The stunning new novel from the author of The Necessary Death of Lewis Winter
How does a gunman retire? Frank MacLeod was the best at what he does. Thoughtful. Efficient. Ruthless. But is he still the best?A new job. A target. But something is about to go horribly wrong. Someone is going to end up dead. Most gunmen say goodbye to the world with a bang. Frank’s still here. He’s lasted longer than he should have...
The breathtaking, devastating sequel to lauded debut The Necessary Death of Lewis Winter, How a Gunman Says Goodbye will plunge the reader back into the Glasgow underworld, where criminal organisations war for prominence and those caught up in events are tested at every turn.
The final book in the Glasgow Trilogy The Sudden Arrival of Violence will follow soon...
"How a Gunman Says Goodbye is even better than its remarkable predecessor…The author is already being hailed as a new star of tartan noir and if the third book in this trilogy can maintain the impetus of the first two the existing clan of Scottish writers may have to look to their laurels" (Daily Express)
"Malcolm Mackay is such a good writer. He is laconic, pared down and instinctively aware of the reader’s sensibilities" (West Highland Free Press)
What was one of the most memorable moments of How a Gunman Says Goodbye?
This book is better than the first as the characters become more alive.
The scene at 1am where they start the chain of phone calls is so well described and quite thrilling. Really really enjoyed this book. I'd recommend reading the first book beforehand.
1 of 1 people found this review helpful
The first 10 mins of this is spent with a character introduction which might be useful in a physical book where you can flick back and forth and remind yourself of who everyone is but it's useless in an audio book.
I'm Glaswegian, which is part of what attracted me to purchase this but so tired of stories about 'hard' men.
I wish I'd read it earlier so that I could have got my money back.
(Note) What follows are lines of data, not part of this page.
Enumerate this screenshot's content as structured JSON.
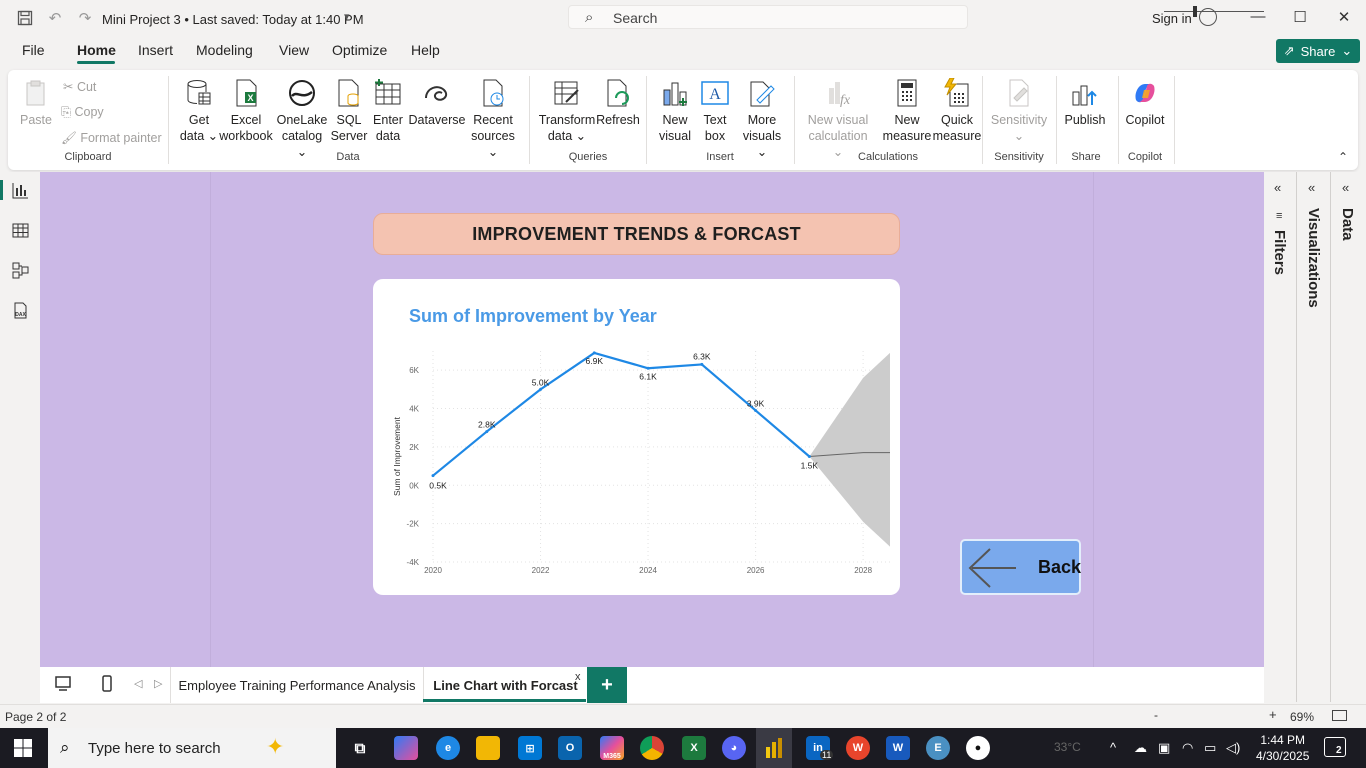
{
  "titlebar": {
    "doc_title": "Mini Project 3 • Last saved: Today at 1:40 PM",
    "search_placeholder": "Search",
    "signin_label": "Sign in"
  },
  "menu": {
    "file": "File",
    "home": "Home",
    "insert": "Insert",
    "modeling": "Modeling",
    "view": "View",
    "optimize": "Optimize",
    "help": "Help",
    "share": "Share"
  },
  "ribbon": {
    "clipboard": {
      "paste": "Paste",
      "cut": "Cut",
      "copy": "Copy",
      "format_painter": "Format painter",
      "group": "Clipboard"
    },
    "data": {
      "get_data": [
        "Get",
        "data ⌄"
      ],
      "excel": [
        "Excel",
        "workbook"
      ],
      "onelake": [
        "OneLake",
        "catalog ⌄"
      ],
      "sql": [
        "SQL",
        "Server"
      ],
      "enter": [
        "Enter",
        "data"
      ],
      "dataverse": [
        "Dataverse",
        ""
      ],
      "recent": [
        "Recent",
        "sources ⌄"
      ],
      "group": "Data"
    },
    "queries": {
      "transform": [
        "Transform",
        "data ⌄"
      ],
      "refresh": [
        "Refresh",
        ""
      ],
      "group": "Queries"
    },
    "insert": {
      "new_visual": [
        "New",
        "visual"
      ],
      "text_box": [
        "Text",
        "box"
      ],
      "more_visuals": [
        "More",
        "visuals ⌄"
      ],
      "group": "Insert"
    },
    "calculations": {
      "new_visual_calc": [
        "New visual",
        "calculation ⌄"
      ],
      "new_measure": [
        "New",
        "measure"
      ],
      "quick_measure": [
        "Quick",
        "measure"
      ],
      "group": "Calculations"
    },
    "sensitivity": {
      "label": [
        "Sensitivity",
        "⌄"
      ],
      "group": "Sensitivity"
    },
    "share": {
      "publish": [
        "Publish",
        ""
      ],
      "group": "Share"
    },
    "copilot": {
      "copilot": [
        "Copilot",
        ""
      ],
      "group": "Copilot"
    }
  },
  "report": {
    "title": "IMPROVEMENT TRENDS & FORCAST",
    "back_label": "Back"
  },
  "chart_data": {
    "type": "line",
    "title": "Sum of Improvement by Year",
    "xlabel": "",
    "ylabel": "Sum of Improvement",
    "x": [
      2020,
      2021,
      2022,
      2023,
      2024,
      2025,
      2026,
      2027
    ],
    "values": [
      500,
      2800,
      5000,
      6900,
      6100,
      6300,
      3900,
      1500
    ],
    "data_labels": [
      "0.5K",
      "2.8K",
      "5.0K",
      "6.9K",
      "6.1K",
      "6.3K",
      "3.9K",
      "1.5K"
    ],
    "forecast": {
      "x": [
        2027,
        2028,
        2028.5
      ],
      "values": [
        1500,
        1700,
        1700
      ],
      "upper": [
        1500,
        5600,
        6900
      ],
      "lower": [
        1500,
        -1900,
        -3200
      ]
    },
    "xlim": [
      2020,
      2028.5
    ],
    "ylim": [
      -4000,
      7000
    ],
    "xticks": [
      2020,
      2022,
      2024,
      2026,
      2028
    ],
    "xtick_labels": [
      "2020",
      "2022",
      "2024",
      "2026",
      "2028"
    ],
    "yticks": [
      -4000,
      -2000,
      0,
      2000,
      4000,
      6000
    ],
    "ytick_labels": [
      "-4K",
      "-2K",
      "0K",
      "2K",
      "4K",
      "6K"
    ],
    "grid": true,
    "line_color": "#1e88e5",
    "forecast_band_color": "#cccccc",
    "forecast_line_color": "#666666"
  },
  "panes": {
    "filters": "Filters",
    "visualizations": "Visualizations",
    "data": "Data"
  },
  "pages": {
    "tabs": [
      "Employee Training Performance Analysis",
      "Line Chart with Forcast"
    ],
    "close_glyph": "x",
    "add_glyph": "+"
  },
  "status": {
    "page_count": "Page 2 of 2",
    "zoom": "69%"
  },
  "taskbar": {
    "search_placeholder": "Type here to search",
    "time": "1:44 PM",
    "date": "4/30/2025",
    "weather": "33°C",
    "notif_count": "2",
    "linkedin_badge": "11",
    "m365_label": "M365"
  },
  "colors": {
    "accent": "#117865",
    "canvas": "#cbb8e6",
    "title_banner": "#f4c3b1",
    "back_button": "#7aa9ec"
  }
}
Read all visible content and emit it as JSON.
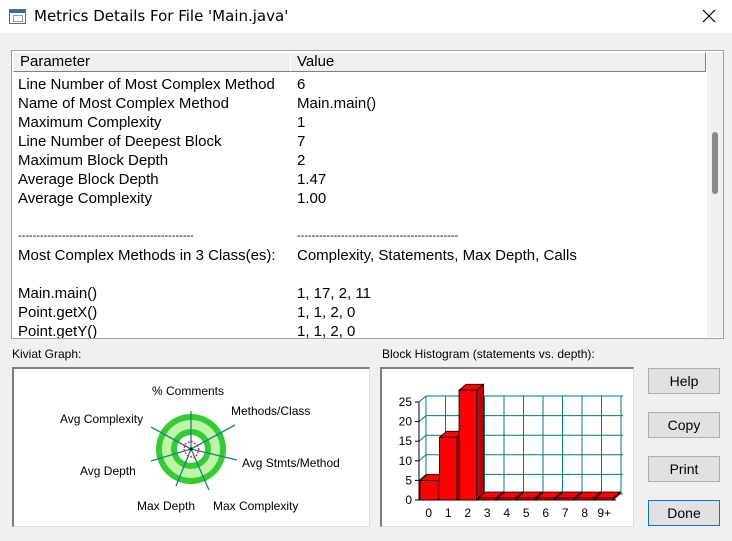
{
  "window": {
    "title": "Metrics Details For File 'Main.java'",
    "icon": "window-icon",
    "close_icon": "close-icon"
  },
  "table": {
    "columns": [
      "Parameter",
      "Value"
    ],
    "rows": [
      [
        "Line Number of Most Complex Method",
        "6"
      ],
      [
        "Name of Most Complex Method",
        "Main.main()"
      ],
      [
        "Maximum Complexity",
        "1"
      ],
      [
        "Line Number of Deepest Block",
        "7"
      ],
      [
        "Maximum Block Depth",
        "2"
      ],
      [
        "Average Block Depth",
        "1.47"
      ],
      [
        "Average Complexity",
        "1.00"
      ],
      [
        "",
        ""
      ],
      [
        "------------------------------------------------",
        "--------------------------------------------"
      ],
      [
        "Most Complex Methods in 3 Class(es):",
        "Complexity, Statements, Max Depth, Calls"
      ],
      [
        "",
        ""
      ],
      [
        "Main.main()",
        "1, 17, 2, 11"
      ],
      [
        "Point.getX()",
        "1, 1, 2, 0"
      ],
      [
        "Point.getY()",
        "1, 1, 2, 0"
      ]
    ]
  },
  "kiviat": {
    "label": "Kiviat Graph:",
    "axes": [
      "% Comments",
      "Methods/Class",
      "Avg Stmts/Method",
      "Max Complexity",
      "Max Depth",
      "Avg Depth",
      "Avg Complexity"
    ]
  },
  "histogram": {
    "label": "Block Histogram (statements vs. depth):",
    "bar_color": "#ff0000"
  },
  "buttons": {
    "help": "Help",
    "copy": "Copy",
    "print": "Print",
    "done": "Done"
  },
  "chart_data": {
    "type": "bar",
    "categories": [
      "0",
      "1",
      "2",
      "3",
      "4",
      "5",
      "6",
      "7",
      "8",
      "9+"
    ],
    "values": [
      5,
      16,
      28,
      0,
      0,
      0,
      0,
      0,
      0,
      0
    ],
    "ylim": [
      0,
      25
    ],
    "yticks": [
      "0",
      "5",
      "10",
      "15",
      "20",
      "25"
    ],
    "grid": true
  }
}
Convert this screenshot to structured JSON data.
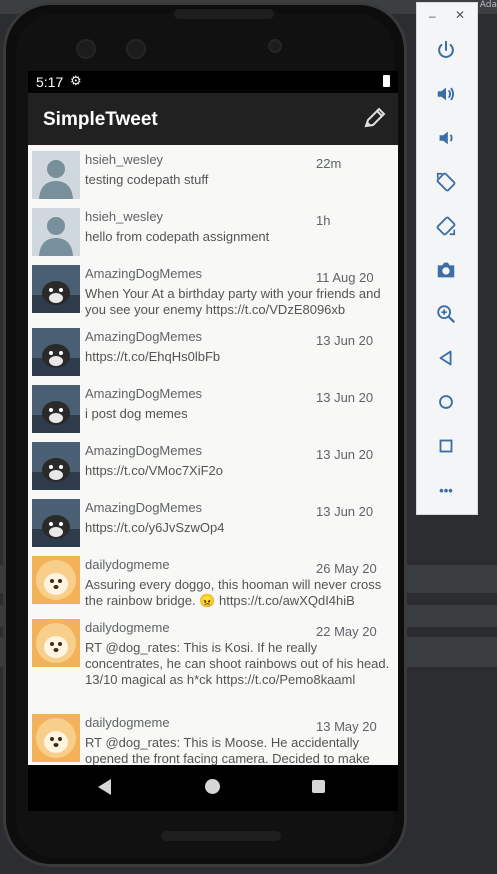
{
  "ide": {
    "corner_text": "Ada"
  },
  "status": {
    "time": "5:17",
    "gear": "⚙"
  },
  "app": {
    "title": "SimpleTweet"
  },
  "tweets": [
    {
      "handle": "hsieh_wesley",
      "time": "22m",
      "text": "testing codepath stuff",
      "avatar": "person"
    },
    {
      "handle": "hsieh_wesley",
      "time": "1h",
      "text": "hello from codepath assignment",
      "avatar": "person"
    },
    {
      "handle": "AmazingDogMemes",
      "time": "11 Aug 20",
      "text": "When Your At a birthday party with your friends and you see your enemy https://t.co/VDzE8096xb",
      "avatar": "dog"
    },
    {
      "handle": "AmazingDogMemes",
      "time": "13 Jun 20",
      "text": "https://t.co/EhqHs0lbFb",
      "avatar": "dog"
    },
    {
      "handle": "AmazingDogMemes",
      "time": "13 Jun 20",
      "text": "i post dog memes",
      "avatar": "dog"
    },
    {
      "handle": "AmazingDogMemes",
      "time": "13 Jun 20",
      "text": "https://t.co/VMoc7XiF2o",
      "avatar": "dog"
    },
    {
      "handle": "AmazingDogMemes",
      "time": "13 Jun 20",
      "text": "https://t.co/y6JvSzwOp4",
      "avatar": "dog"
    },
    {
      "handle": "dailydogmeme",
      "time": "26 May 20",
      "text": "Assuring every doggo, this hooman will never cross the rainbow bridge. 😠 https://t.co/awXQdI4hiB",
      "avatar": "puppy"
    },
    {
      "handle": "dailydogmeme",
      "time": "22 May 20",
      "text": "RT @dog_rates: This is Kosi. If he really concentrates, he can shoot rainbows out of his head. 13/10 magical as h*ck https://t.co/Pemo8kaaml",
      "avatar": "puppy"
    },
    {
      "handle": "dailydogmeme",
      "time": "13 May 20",
      "text": "RT @dog_rates: This is Moose. He accidentally opened the front facing camera. Decided to make",
      "avatar": "puppy"
    }
  ],
  "panel": {
    "min": "–",
    "close": "✕",
    "more": "•••",
    "buttons": [
      "power-icon",
      "volume-up-icon",
      "volume-down-icon",
      "rotate-left-icon",
      "rotate-right-icon",
      "camera-icon",
      "zoom-icon",
      "back-icon",
      "home-icon",
      "overview-icon",
      "more-icon"
    ]
  }
}
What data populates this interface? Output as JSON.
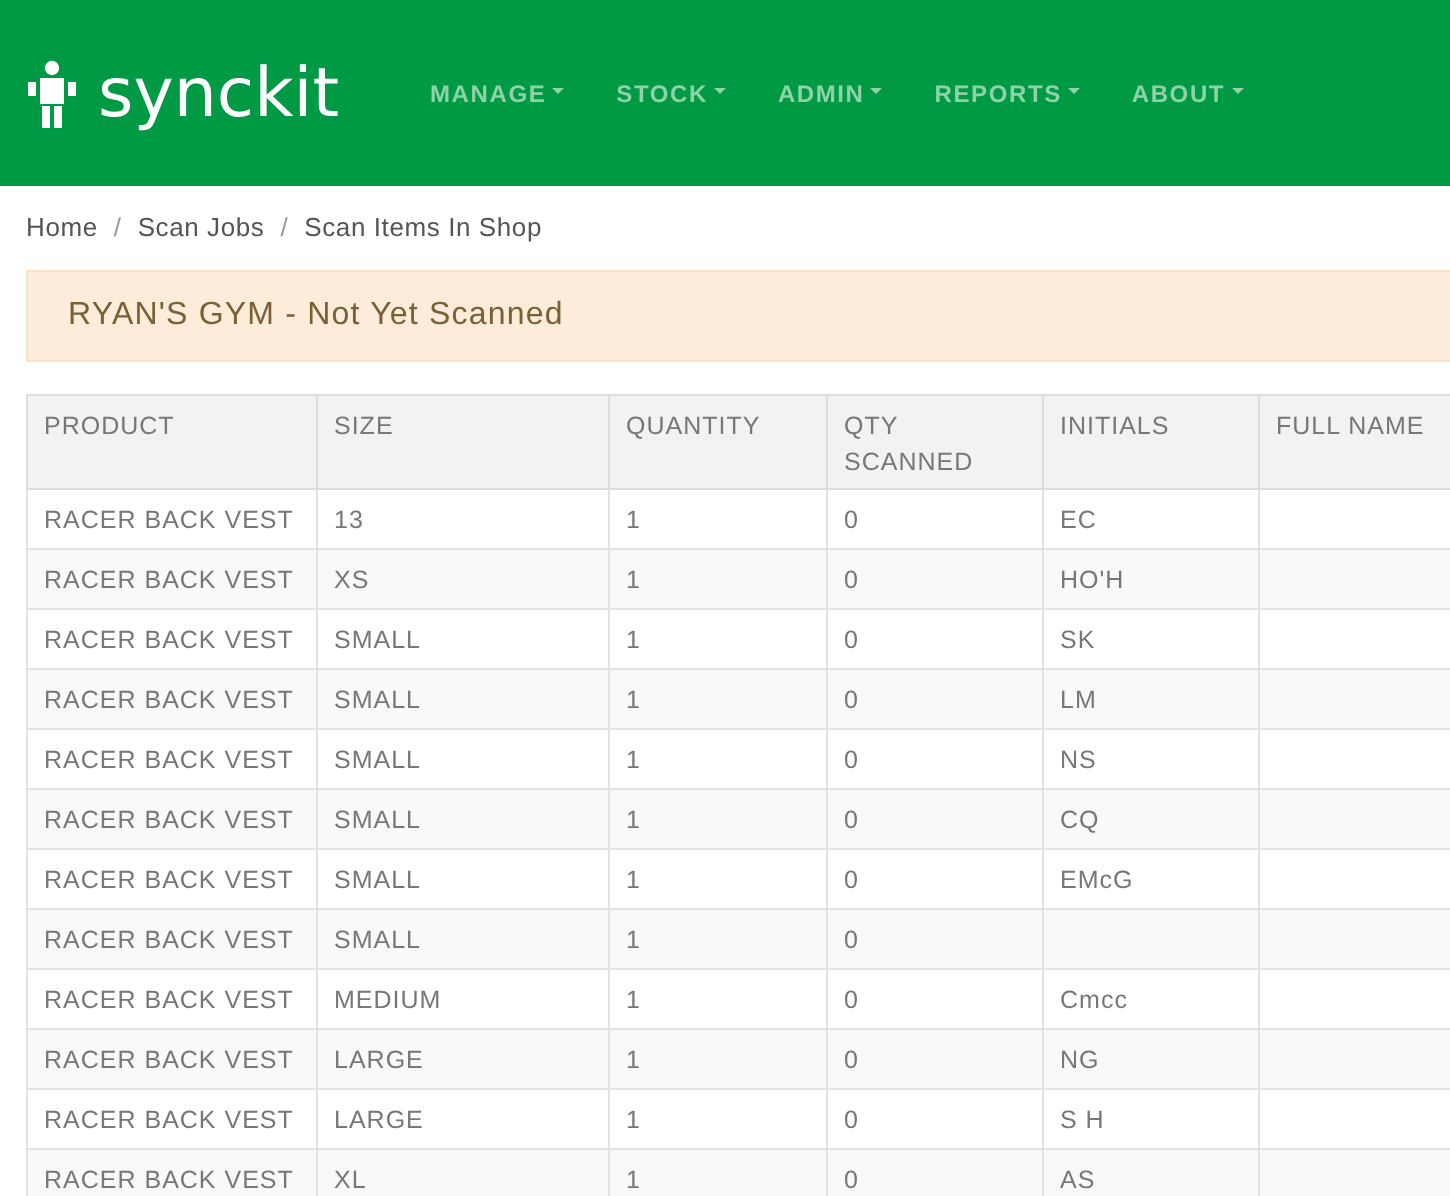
{
  "header": {
    "logo": "synckit",
    "nav": [
      {
        "label": "MANAGE"
      },
      {
        "label": "STOCK"
      },
      {
        "label": "ADMIN"
      },
      {
        "label": "REPORTS"
      },
      {
        "label": "ABOUT"
      }
    ]
  },
  "breadcrumb": {
    "separator": "/",
    "items": [
      "Home",
      "Scan Jobs",
      "Scan Items In Shop"
    ]
  },
  "alert": "RYAN'S GYM - Not Yet Scanned",
  "table": {
    "columns": [
      "PRODUCT",
      "SIZE",
      "QUANTITY",
      "QTY SCANNED",
      "INITIALS",
      "FULL NAME"
    ],
    "rows": [
      [
        "RACER BACK VEST",
        "13",
        "1",
        "0",
        "EC"
      ],
      [
        "RACER BACK VEST",
        "XS",
        "1",
        "0",
        "HO'H"
      ],
      [
        "RACER BACK VEST",
        "SMALL",
        "1",
        "0",
        "SK"
      ],
      [
        "RACER BACK VEST",
        "SMALL",
        "1",
        "0",
        "LM"
      ],
      [
        "RACER BACK VEST",
        "SMALL",
        "1",
        "0",
        "NS"
      ],
      [
        "RACER BACK VEST",
        "SMALL",
        "1",
        "0",
        "CQ"
      ],
      [
        "RACER BACK VEST",
        "SMALL",
        "1",
        "0",
        "EMcG"
      ],
      [
        "RACER BACK VEST",
        "SMALL",
        "1",
        "0"
      ],
      [
        "RACER BACK VEST",
        "MEDIUM",
        "1",
        "0",
        "Cmcc"
      ],
      [
        "RACER BACK VEST",
        "LARGE",
        "1",
        "0",
        "NG"
      ],
      [
        "RACER BACK VEST",
        "LARGE",
        "1",
        "0",
        "S H"
      ],
      [
        "RACER BACK VEST",
        "XL",
        "1",
        "0",
        "AS"
      ]
    ]
  }
}
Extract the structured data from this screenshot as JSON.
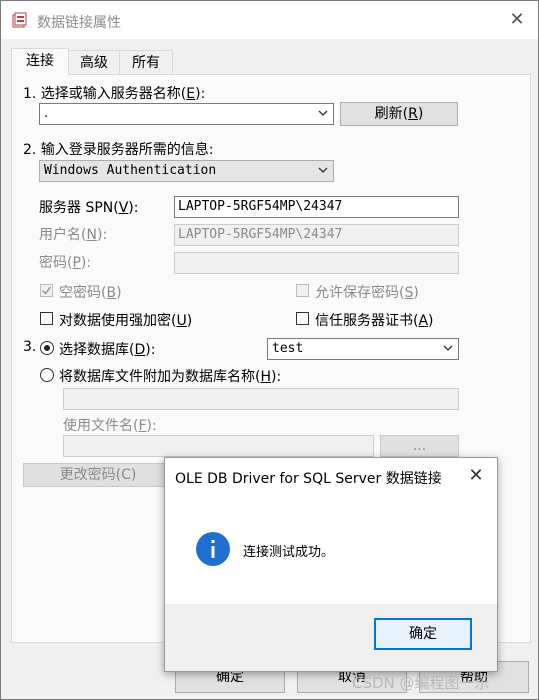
{
  "window": {
    "title": "数据链接属性",
    "close_glyph": "✕"
  },
  "tabs": [
    {
      "label": "连接",
      "active": true
    },
    {
      "label": "高级",
      "active": false
    },
    {
      "label": "所有",
      "active": false
    }
  ],
  "step1": {
    "label": "1. 选择或输入服务器名称(",
    "hotkey": "E",
    "label_end": "):",
    "value": ".",
    "refresh_label": "刷新(",
    "refresh_hotkey": "R",
    "refresh_end": ")"
  },
  "step2": {
    "label": "2. 输入登录服务器所需的信息:",
    "auth_value": "Windows Authentication",
    "spn_label": "服务器 SPN(",
    "spn_hotkey": "V",
    "spn_end": "):",
    "spn_value": "LAPTOP-5RGF54MP\\24347",
    "user_label": "用户名(",
    "user_hotkey": "N",
    "user_end": "):",
    "user_value": "LAPTOP-5RGF54MP\\24347",
    "pwd_label": "密码(",
    "pwd_hotkey": "P",
    "pwd_end": "):",
    "blank_pwd_label": "空密码(",
    "blank_pwd_hotkey": "B",
    "blank_pwd_end": ")",
    "save_pwd_label": "允许保存密码(",
    "save_pwd_hotkey": "S",
    "save_pwd_end": ")",
    "encrypt_label": "对数据使用强加密(",
    "encrypt_hotkey": "U",
    "encrypt_end": ")",
    "trust_label": "信任服务器证书(",
    "trust_hotkey": "A",
    "trust_end": ")"
  },
  "step3": {
    "number": "3.",
    "select_db_label": "选择数据库(",
    "select_db_hotkey": "D",
    "select_db_end": "):",
    "db_value": "test",
    "attach_label": "将数据库文件附加为数据库名称(",
    "attach_hotkey": "H",
    "attach_end": "):",
    "filename_label": "使用文件名(",
    "filename_hotkey": "F",
    "filename_end": "):",
    "browse_label": "...",
    "change_pwd_label": "更改密码(C)"
  },
  "bottom": {
    "ok": "确定",
    "cancel": "取消",
    "help": "帮助"
  },
  "modal": {
    "title": "OLE DB Driver for SQL Server 数据链接",
    "message": "连接测试成功。",
    "ok": "确定",
    "close_glyph": "✕",
    "icon": "info-icon"
  },
  "watermark": "CSDN @编程图一乐",
  "colors": {
    "accent": "#0078d7",
    "info_icon": "#1e6fd0"
  }
}
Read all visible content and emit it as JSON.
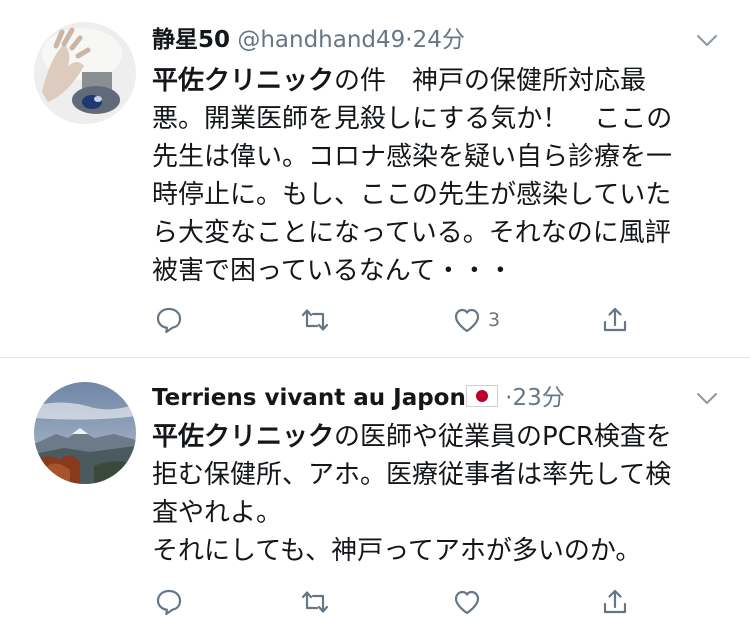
{
  "tweets": [
    {
      "display_name": "静星50",
      "handle": "@handhand49",
      "separator": "·",
      "time": "24分",
      "body_bold": "平佐クリニック",
      "body_rest": "の件　神戸の保健所対応最\n悪。開業医師を見殺しにする気か！　ここの\n先生は偉い。コロナ感染を疑い自ら診療を一\n時停止に。もし、ここの先生が感染していた\nら大変なことになっている。それなのに風評\n被害で困っているなんて・・・",
      "reply_icon": "reply-icon",
      "retweet_icon": "retweet-icon",
      "like_icon": "heart-icon",
      "share_icon": "share-icon",
      "like_count": "3"
    },
    {
      "display_name": "Terriens vivant au Japon",
      "name_emoji": "japan-flag-icon",
      "handle": "",
      "separator": "·",
      "time": "23分",
      "body_bold": "平佐クリニック",
      "body_rest": "の医師や従業員のPCR検査を\n拒む保健所、アホ。医療従事者は率先して検\n査やれよ。\nそれにしても、神戸ってアホが多いのか。",
      "reply_icon": "reply-icon",
      "retweet_icon": "retweet-icon",
      "like_icon": "heart-icon",
      "share_icon": "share-icon",
      "like_count": ""
    }
  ],
  "colors": {
    "text": "#14171a",
    "secondary": "#657786",
    "divider": "#e1e8ed"
  }
}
Oh well.
I have just read Malcolm Mackay's Glasgow trilogy and loved it. "A wholly believable and unnerving portrait of organised crime" according to the guardian, and I cannot disagree.
Brilliantly written in language that's as hardboiled and taciturn as the protagonists, this is Tartan Noir at its best.
If you like Chandler, Ellroy, the Sopranos and Breaking Bad, I think you'll like this.
What could have made this a 4 or 5-star listening experience for you?
When the opening paragraph introduced a long list of characters, I knew it was going to be an effort to remain engaged. The narrative was attempting to endear the reader to the personae with an introduction but only succeeded in making the author sound amateur or naive.
What could Malcolm Mackay have done to make this a more enjoyable book for you?
I don't know what the author could have done to make the read more enjoyable because my brain disengaged after the first 20 minutes and I fell asleep inside of an hour. For context, this is unusual. I have been known to enjoy audiobook marathons that consign a decent nights sleep to a fortnightly luxury. I even soldiered through the epic boredom of "A Canticle for Leibowitz" so lets not put this failure down to a lack of stamina.
Would you be willing to try another one of Angus King’s performances?
Probably not unless he gets a rave review by someone I trust.
You didn’t love this book--but did it have any redeeming qualities?
Yes, it did manage to put an insomniac into a rare and prolonged state of REM sleep. Perhaps, the later chapters provided more entertainment, but I'll never find out.